*Task directions*
Output each entry in full so that the result matches the data exactly.

*Material to process*
--- START ---

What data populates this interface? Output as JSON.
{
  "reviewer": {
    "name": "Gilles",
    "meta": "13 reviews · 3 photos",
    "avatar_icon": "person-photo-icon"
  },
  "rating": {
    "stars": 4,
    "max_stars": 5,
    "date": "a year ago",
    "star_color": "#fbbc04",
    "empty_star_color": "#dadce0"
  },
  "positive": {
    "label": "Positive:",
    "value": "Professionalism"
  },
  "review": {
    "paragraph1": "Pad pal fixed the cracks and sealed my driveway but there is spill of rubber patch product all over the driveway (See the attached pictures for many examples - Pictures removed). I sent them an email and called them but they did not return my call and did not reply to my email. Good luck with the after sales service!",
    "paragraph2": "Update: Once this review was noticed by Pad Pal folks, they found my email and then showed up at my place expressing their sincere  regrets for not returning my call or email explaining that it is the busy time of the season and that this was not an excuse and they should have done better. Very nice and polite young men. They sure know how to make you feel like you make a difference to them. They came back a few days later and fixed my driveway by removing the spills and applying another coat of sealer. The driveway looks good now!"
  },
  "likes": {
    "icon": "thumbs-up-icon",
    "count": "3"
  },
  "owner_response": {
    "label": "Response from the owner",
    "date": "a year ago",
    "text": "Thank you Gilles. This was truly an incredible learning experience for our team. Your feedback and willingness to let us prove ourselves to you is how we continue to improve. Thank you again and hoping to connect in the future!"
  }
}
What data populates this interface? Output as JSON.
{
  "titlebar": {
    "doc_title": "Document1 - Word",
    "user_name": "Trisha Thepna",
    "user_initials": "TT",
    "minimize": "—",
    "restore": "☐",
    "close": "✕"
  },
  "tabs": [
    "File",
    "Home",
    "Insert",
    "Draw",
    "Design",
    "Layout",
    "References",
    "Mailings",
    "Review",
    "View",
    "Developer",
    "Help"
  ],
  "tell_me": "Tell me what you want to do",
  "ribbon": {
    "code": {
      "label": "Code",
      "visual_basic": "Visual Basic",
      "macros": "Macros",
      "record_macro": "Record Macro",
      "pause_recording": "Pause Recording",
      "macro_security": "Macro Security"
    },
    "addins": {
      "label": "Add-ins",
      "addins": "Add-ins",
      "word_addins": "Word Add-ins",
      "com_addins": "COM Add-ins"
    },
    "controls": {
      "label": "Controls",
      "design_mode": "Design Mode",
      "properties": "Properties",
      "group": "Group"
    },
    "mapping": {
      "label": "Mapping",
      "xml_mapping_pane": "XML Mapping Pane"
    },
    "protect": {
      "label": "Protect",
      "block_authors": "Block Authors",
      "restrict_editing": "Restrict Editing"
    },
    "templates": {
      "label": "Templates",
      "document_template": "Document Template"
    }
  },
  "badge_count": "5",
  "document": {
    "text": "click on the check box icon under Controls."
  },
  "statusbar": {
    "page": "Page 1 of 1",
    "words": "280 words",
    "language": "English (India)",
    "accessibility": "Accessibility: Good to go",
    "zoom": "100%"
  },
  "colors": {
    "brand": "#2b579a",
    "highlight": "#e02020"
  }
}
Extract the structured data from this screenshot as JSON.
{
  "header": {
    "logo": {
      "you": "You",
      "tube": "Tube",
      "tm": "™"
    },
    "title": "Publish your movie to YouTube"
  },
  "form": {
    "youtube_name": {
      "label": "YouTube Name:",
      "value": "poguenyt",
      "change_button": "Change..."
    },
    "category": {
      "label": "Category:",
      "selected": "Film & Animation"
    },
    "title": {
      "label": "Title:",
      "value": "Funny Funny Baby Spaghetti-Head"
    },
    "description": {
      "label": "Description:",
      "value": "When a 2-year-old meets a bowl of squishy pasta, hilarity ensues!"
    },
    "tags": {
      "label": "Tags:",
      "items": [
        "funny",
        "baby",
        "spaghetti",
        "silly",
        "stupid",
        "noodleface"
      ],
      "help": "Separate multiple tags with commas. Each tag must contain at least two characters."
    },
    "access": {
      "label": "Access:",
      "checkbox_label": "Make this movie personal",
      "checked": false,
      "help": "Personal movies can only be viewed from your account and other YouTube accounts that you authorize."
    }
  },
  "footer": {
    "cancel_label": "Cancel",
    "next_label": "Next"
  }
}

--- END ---

*Task response*
What data populates this interface? Output as JSON.
{
  "reviewer": {
    "name": "Gilles",
    "meta": "13 reviews · 3 photos",
    "avatar_icon": "person-photo-icon"
  },
  "rating": {
    "stars": 4,
    "max_stars": 5,
    "date": "a year ago",
    "star_color": "#fbbc04",
    "empty_star_color": "#dadce0"
  },
  "positive": {
    "label": "Positive:",
    "value": "Professionalism"
  },
  "review": {
    "paragraph1": "Pad pal fixed the cracks and sealed my driveway but there is spill of rubber patch product all over the driveway (See the attached pictures for many examples - Pictures removed). I sent them an email and called them but they did not return my call and did not reply to my email. Good luck with the after sales service!",
    "paragraph2": "Update: Once this review was noticed by Pad Pal folks, they found my email and then showed up at my place expressing their sincere  regrets for not returning my call or email explaining that it is the busy time of the season and that this was not an excuse and they should have done better. Very nice and polite young men. They sure know how to make you feel like you make a difference to them. They came back a few days later and fixed my driveway by removing the spills and applying another coat of sealer. The driveway looks good now!"
  },
  "likes": {
    "icon": "thumbs-up-icon",
    "count": "3"
  },
  "owner_response": {
    "label": "Response from the owner",
    "date": "a year ago",
    "text": "Thank you Gilles. This was truly an incredible learning experience for our team. Your feedback and willingness to let us prove ourselves to you is how we continue to improve. Thank you again and hoping to connect in the future!"
  }
}
What data populates this interface? Output as JSON.
{
  "titlebar": {
    "doc_title": "Document1 - Word",
    "user_name": "Trisha Thepna",
    "user_initials": "TT",
    "minimize": "—",
    "restore": "☐",
    "close": "✕"
  },
  "tabs": [
    "File",
    "Home",
    "Insert",
    "Draw",
    "Design",
    "Layout",
    "References",
    "Mailings",
    "Review",
    "View",
    "Developer",
    "Help"
  ],
  "tell_me": "Tell me what you want to do",
  "ribbon": {
    "code": {
      "label": "Code",
      "visual_basic": "Visual Basic",
      "macros": "Macros",
      "record_macro": "Record Macro",
      "pause_recording": "Pause Recording",
      "macro_security": "Macro Security"
    },
    "addins": {
      "label": "Add-ins",
      "addins": "Add-ins",
      "word_addins": "Word Add-ins",
      "com_addins": "COM Add-ins"
    },
    "controls": {
      "label": "Controls",
      "design_mode": "Design Mode",
      "properties": "Properties",
      "group": "Group"
    },
    "mapping": {
      "label": "Mapping",
      "xml_mapping_pane": "XML Mapping Pane"
    },
    "protect": {
      "label": "Protect",
      "block_authors": "Block Authors",
      "restrict_editing": "Restrict Editing"
    },
    "templates": {
      "label": "Templates",
      "document_template": "Document Template"
    }
  },
  "badge_count": "5",
  "document": {
    "text": "click on the check box icon under Controls."
  },
  "statusbar": {
    "page": "Page 1 of 1",
    "words": "280 words",
    "language": "English (India)",
    "accessibility": "Accessibility: Good to go",
    "zoom": "100%"
  },
  "colors": {
    "brand": "#2b579a",
    "highlight": "#e02020"
  }
}
Extract the structured data from this screenshot as JSON.
{
  "header": {
    "logo": {
      "you": "You",
      "tube": "Tube",
      "tm": "™"
    },
    "title": "Publish your movie to YouTube"
  },
  "form": {
    "youtube_name": {
      "label": "YouTube Name:",
      "value": "poguenyt",
      "change_button": "Change..."
    },
    "category": {
      "label": "Category:",
      "selected": "Film & Animation"
    },
    "title": {
      "label": "Title:",
      "value": "Funny Funny Baby Spaghetti-Head"
    },
    "description": {
      "label": "Description:",
      "value": "When a 2-year-old meets a bowl of squishy pasta, hilarity ensues!"
    },
    "tags": {
      "label": "Tags:",
      "items": [
        "funny",
        "baby",
        "spaghetti",
        "silly",
        "stupid",
        "noodleface"
      ],
      "help": "Separate multiple tags with commas. Each tag must contain at least two characters."
    },
    "access": {
      "label": "Access:",
      "checkbox_label": "Make this movie personal",
      "checked": false,
      "help": "Personal movies can only be viewed from your account and other YouTube accounts that you authorize."
    }
  },
  "footer": {
    "cancel_label": "Cancel",
    "next_label": "Next"
  }
}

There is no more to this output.